He was part of the team that brought the first cloud-connected data centres to Africa
“Data makes us see more. It makes us see now and see new,” says Warren Hero, the Chief Information Officer and Chief Digital Officer at Webber Wentzel, the leading full-service law firm in Africa with over 150 years of experience and industry knowledge. The firm was also announced as the Dealmaker of the Decade (by deal value) at the 2020 DealMakers Annual Gala Awards.
Growing up in Kliptown, Soweto - Warren aspired to be a medical doctor, but was only accepted at Wits for a BSc degree. He realised early on in his career while working at DSTV that he had the aptitude for technology. “I had the ability to think in novel ways to solve a problem, and that novelty, underpinned by technology, really got me to a point where I saw an opportunity,” he says.
In his current role, Warren always thinks of ways to engage his team and cites Harvard Business Review as one of his sources of inspiration. These are some of the tips he’d like to share with other CIOs:
- He tries to find time in his day where his team experience things differently. “When you play, you use your imagination and bring all of you to the table,” he says. Meetings are also structured to find ways to play.
- He encourages his team to do something that can contribute to the wider community, be purposeful and engage at work.
- Fulfilment of potential is also important. “Geeks love to do cool stuff. I find opportunities for our team to do the latest and greatest, develop their expertise and then apply it,” he says.
Building teams and empowering them remains one of the proudest moments of his career. In his previous role as the Chief Technology Officer at Microsoft South Africa, he was part of the team that brought the first cloud-connected data centres to Africa. He admits that as a leader he is aware that he does not know everything and has built trust in his team. “What I do as a leader is find ways for individuals to connect to the firm’s purpose statement so they can find their why in our why,” he says.
Working from home since the end of March 2020 has been an easy transition in that he and his team had two years’ worth of training before the hard lockdown hit. “Our focus was always on ensuring the mobility of the person, not tech, which ensured the position of being able to work from wherever,” says Warren.

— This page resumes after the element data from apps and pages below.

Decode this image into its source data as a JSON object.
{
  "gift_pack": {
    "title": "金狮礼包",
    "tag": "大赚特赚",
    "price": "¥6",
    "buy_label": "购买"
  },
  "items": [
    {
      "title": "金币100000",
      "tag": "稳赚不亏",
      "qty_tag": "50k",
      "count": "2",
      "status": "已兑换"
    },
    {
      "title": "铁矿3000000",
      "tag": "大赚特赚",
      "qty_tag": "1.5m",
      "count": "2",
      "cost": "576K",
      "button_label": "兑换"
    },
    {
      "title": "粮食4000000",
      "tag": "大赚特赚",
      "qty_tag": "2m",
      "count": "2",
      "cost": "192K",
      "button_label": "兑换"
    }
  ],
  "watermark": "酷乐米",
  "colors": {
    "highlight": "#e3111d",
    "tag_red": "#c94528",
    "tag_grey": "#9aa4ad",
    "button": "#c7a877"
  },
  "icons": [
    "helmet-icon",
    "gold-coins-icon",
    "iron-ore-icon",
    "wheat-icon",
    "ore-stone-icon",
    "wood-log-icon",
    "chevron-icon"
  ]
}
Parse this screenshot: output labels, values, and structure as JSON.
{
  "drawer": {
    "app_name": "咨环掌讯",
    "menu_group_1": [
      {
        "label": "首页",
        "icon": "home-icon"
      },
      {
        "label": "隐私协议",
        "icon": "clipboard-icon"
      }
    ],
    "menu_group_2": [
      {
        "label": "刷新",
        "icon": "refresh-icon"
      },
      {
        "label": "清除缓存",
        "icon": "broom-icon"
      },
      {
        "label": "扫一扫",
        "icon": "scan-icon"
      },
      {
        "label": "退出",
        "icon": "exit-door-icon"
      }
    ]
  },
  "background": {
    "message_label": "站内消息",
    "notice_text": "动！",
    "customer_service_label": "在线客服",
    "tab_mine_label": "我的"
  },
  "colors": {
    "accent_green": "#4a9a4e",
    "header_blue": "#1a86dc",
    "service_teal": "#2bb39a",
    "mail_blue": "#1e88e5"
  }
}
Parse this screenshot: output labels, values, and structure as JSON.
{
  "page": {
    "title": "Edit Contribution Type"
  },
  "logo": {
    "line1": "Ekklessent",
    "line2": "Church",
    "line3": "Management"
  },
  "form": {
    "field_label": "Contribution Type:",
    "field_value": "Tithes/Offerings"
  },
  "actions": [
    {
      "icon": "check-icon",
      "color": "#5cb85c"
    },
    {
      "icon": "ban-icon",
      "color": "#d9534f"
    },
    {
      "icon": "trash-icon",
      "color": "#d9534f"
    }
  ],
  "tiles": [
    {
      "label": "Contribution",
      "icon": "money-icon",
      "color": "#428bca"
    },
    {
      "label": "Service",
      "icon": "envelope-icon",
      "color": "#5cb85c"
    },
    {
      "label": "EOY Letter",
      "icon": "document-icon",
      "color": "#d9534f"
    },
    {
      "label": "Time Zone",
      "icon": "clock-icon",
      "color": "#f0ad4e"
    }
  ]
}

Impressively, for the past four years, Warren, together with a group of other CIOs, have been working with the Institute for Chartered IT Professionals (ICITP) to conceptualise the professionalising of the CIO career designation. The team has put together a ladder of competence from school level until senior level. This is all part of his plan to continue to make a difference in the future of the IT industry.